We are seeing that in identifying men who have these BRCA mutation abnormalities, certain drugs may be more effective to treat them when they develop advanced disease. For example, PARP inhibitors may work better in men who have these DNA alterations.
What other emerging biomarkers are showing some promise?
There are a lot of biomarkers out there — in fact, there are a lot to keep track of. However, we use them to help us make the decision of whether or not a man with elevated prostate-specific antigen (PSA) needs a biopsy. Traditionally, elevated PSA used to be the trigger for a prostate biopsy; however, now, it gives us an intermediate decision point to look at factors like the PIRADS score, 4Kscore Test results, and SelectMDx urine analysis results.
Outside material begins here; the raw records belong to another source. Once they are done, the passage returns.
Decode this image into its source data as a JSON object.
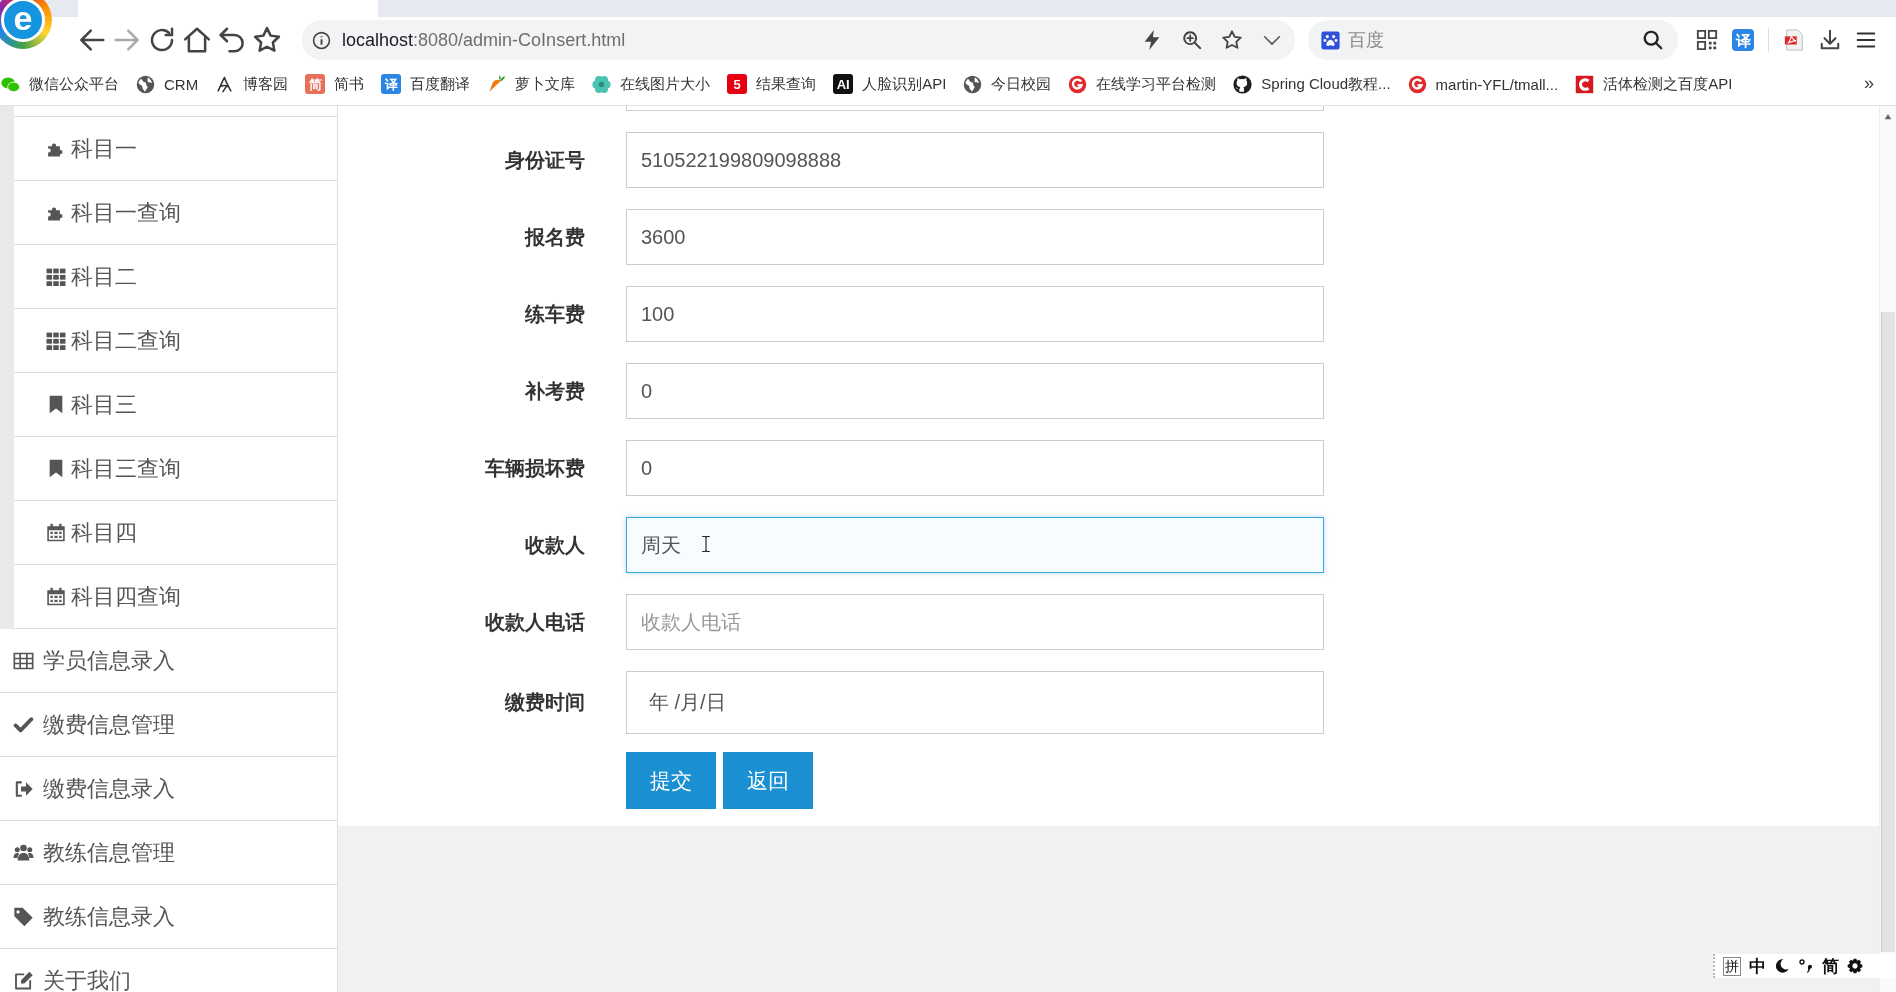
{
  "browser": {
    "logo_glyph": "e",
    "url": {
      "host": "localhost",
      "path": ":8080/admin-CoInsert.html"
    },
    "search": {
      "placeholder": "百度"
    },
    "translate_glyph": "译"
  },
  "bookmarks": {
    "items": [
      {
        "label": "微信公众平台"
      },
      {
        "label": "CRM"
      },
      {
        "label": "博客园"
      },
      {
        "label": "简书",
        "glyph": "简"
      },
      {
        "label": "百度翻译",
        "glyph": "译"
      },
      {
        "label": "萝卜文库"
      },
      {
        "label": "在线图片大小"
      },
      {
        "label": "结果查询",
        "glyph": "5"
      },
      {
        "label": "人脸识别API",
        "glyph": "AI"
      },
      {
        "label": "今日校园"
      },
      {
        "label": "在线学习平台检测"
      },
      {
        "label": "Spring Cloud教程..."
      },
      {
        "label": "martin-YFL/tmall..."
      },
      {
        "label": "活体检测之百度API"
      }
    ],
    "more": "»"
  },
  "sidebar": {
    "open_group": {
      "children": [
        "科目一",
        "科目一查询",
        "科目二",
        "科目二查询",
        "科目三",
        "科目三查询",
        "科目四",
        "科目四查询"
      ]
    },
    "items": [
      "学员信息录入",
      "缴费信息管理",
      "缴费信息录入",
      "教练信息管理",
      "教练信息录入",
      "关于我们"
    ]
  },
  "form": {
    "fields": [
      {
        "kind": "text",
        "label": "身份证号",
        "value": "510522199809098888",
        "focused": false
      },
      {
        "kind": "text",
        "label": "报名费",
        "value": "3600",
        "focused": false
      },
      {
        "kind": "text",
        "label": "练车费",
        "value": "100",
        "focused": false
      },
      {
        "kind": "text",
        "label": "补考费",
        "value": "0",
        "focused": false
      },
      {
        "kind": "text",
        "label": "车辆损坏费",
        "value": "0",
        "focused": false
      },
      {
        "kind": "text",
        "label": "收款人",
        "value": "周天",
        "focused": true
      },
      {
        "kind": "text",
        "label": "收款人电话",
        "placeholder": "收款人电话",
        "focused": false
      },
      {
        "kind": "date",
        "label": "缴费时间",
        "value": "年 /月/日",
        "focused": false
      }
    ],
    "buttons": [
      "提交",
      "返回"
    ]
  },
  "ime_bar": {
    "mode": "拼",
    "language": "中",
    "script": "简"
  }
}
There is also a new exosome study test that [tests the] urine.
Therefore, if an elevated PSA is present, instead of going right to a biopsy, we can look at some of these biomarkers to see if they give us a suggestion that a man has an aggressive form of prostate cancer.
Is genetic testing in prostate cancer becoming more standardized?
The role of genetic testing in prostate cancer is finding its way right now. We know much more about using these tests in women with breast cancer. Right now, we are trying to determine the best way to use these tests in men with prostate cancer.
Clearly, all men with metastatic prostate cancer should undergo genetic testing to look for these abnormalities, because it may direct treatment for advanced disease. Where we need a lot more information is in earlier-stage disease to determine exactly how to use these genetic tests to screen men who may be at risk for developing aggressive prostate cancer in a logical fashion.
Are we getting to the point where we could say, “We have a precision medicine approach in prostate cancer?”
Across the board, all areas of medicine imply precision medicine, whether that's tissue staining to identify certain factors under the microscope or using molecular genetic testing. In prostate cancer, the goal is to develop very focused approaches. Everything is going in the direction of identifying a specific abnormality in a man through precision medicine, which will allow us to give a focused, specific therapy so we do not waste our time on other therapies that might not work.